I am asking a out of topic question but please help me, i want to know whether your traffic really increases if you have a good alexa rank i can see that this site has alexa rank under 5000 so is this site really getting around a million visitors each month.I am doing a research project on html links for my mtech please help me.
Last Night I add my new site feed to feedage.com. It creates backlinks for all my posts with exact Anchor text. Getting Backlinks from feedage is good or bad.
Does using “nofollow” decreases the chance of been penalize in sidewide backlinks? Or “noindex”?
Hi Harsh, thanks for the post. I can see how the footer links from, “Theme Developed by XYZ”, is uncontrollable, but what about sitewide footer links from website’s you developed? I’ve read the sitewide footer links topic everywhere, but high ranking sites in my niche put their brand on the bottom of their clients websites. I still have sitewide footer links on my clients and other websites I manage, but haven’t seen any penalties as a result. If you go deeper, if you can control where the sitewide links are coming from, ie. your clients where you even manage their SEO (backlinks for example), how bad can they be eespecially when Matt Cutts says they just count the links as one anyway from an algorithm stand point?
I have seen few cases in the past where websites got penalised due to site-wide links. Till the time links are coming from quality sites, it won’t be an issue. I usually add nofollow tag to such links when I add in the footer section of site developed by me.
I worked with a SEO company that a year ago and this company made 300 website (for clients) with footer links (Follow). After I left this company they changed there name and domain. Changed all there website made by links to there new domain. And yes it is still working, because they are at #1 in Google.nl on one of the most important webdesign words in The Netherlands. This type is still working in The Netherlands.
I saw some Guys on freelance site selling some back links like 100 plus . is it advisable to buy this service ? my site has pr 1
Such links are useless and even bad for your site. If you want to know more about this, here is one case-study and one article giving you more insight.

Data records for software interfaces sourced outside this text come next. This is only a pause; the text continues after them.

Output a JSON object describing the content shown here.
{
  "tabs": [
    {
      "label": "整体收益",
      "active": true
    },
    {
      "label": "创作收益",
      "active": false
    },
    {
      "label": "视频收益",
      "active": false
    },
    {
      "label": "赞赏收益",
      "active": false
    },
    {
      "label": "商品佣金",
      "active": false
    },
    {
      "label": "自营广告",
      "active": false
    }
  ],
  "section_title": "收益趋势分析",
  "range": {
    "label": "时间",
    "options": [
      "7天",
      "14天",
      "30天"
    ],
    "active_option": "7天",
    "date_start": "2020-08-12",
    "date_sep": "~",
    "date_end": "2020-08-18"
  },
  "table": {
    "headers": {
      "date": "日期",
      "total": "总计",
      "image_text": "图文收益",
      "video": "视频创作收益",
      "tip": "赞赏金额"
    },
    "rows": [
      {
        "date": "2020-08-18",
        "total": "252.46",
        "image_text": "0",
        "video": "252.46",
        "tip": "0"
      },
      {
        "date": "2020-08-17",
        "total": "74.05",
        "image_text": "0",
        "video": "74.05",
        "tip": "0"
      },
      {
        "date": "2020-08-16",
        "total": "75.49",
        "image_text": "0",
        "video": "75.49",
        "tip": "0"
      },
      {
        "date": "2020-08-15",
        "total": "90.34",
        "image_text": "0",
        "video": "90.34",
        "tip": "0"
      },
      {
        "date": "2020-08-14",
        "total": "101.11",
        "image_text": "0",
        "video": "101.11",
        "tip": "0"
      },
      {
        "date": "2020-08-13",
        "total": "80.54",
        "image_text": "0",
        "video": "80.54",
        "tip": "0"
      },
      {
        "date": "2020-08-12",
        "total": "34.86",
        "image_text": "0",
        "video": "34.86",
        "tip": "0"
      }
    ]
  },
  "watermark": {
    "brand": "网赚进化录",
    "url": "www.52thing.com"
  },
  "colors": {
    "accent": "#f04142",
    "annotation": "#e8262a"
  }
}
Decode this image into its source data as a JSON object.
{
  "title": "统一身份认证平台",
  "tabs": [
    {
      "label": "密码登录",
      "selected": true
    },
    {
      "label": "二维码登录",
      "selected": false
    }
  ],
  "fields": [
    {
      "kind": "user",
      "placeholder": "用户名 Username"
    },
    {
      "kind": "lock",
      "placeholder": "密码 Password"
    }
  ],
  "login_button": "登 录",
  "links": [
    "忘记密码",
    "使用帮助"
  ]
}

That’s why I suggest to my client that even you have a lot of backlinks but irrevalant to your site. Your rank will not increase unless you have the quality backlinks. I just recently know the definition of site-wide backlink and how it effect to the websites.
What is the difference between site wide and not site wide backlinks ? I am always getting not site wide backlinks and my sitewide backlink count is 0.
A site-wide link is a link that would appear on all (or many) pages of the same website, with the exact same anchor text, title, target, etc…
Usually, these are links that are placed in the footer (the “powered by” type of links) or on a sidebar (a blogroll link, for example: “WordPress”) as part of the website’s deployment frame, or eventually, as a result of the site owner’s choice (as a personal preference, or as a paid link).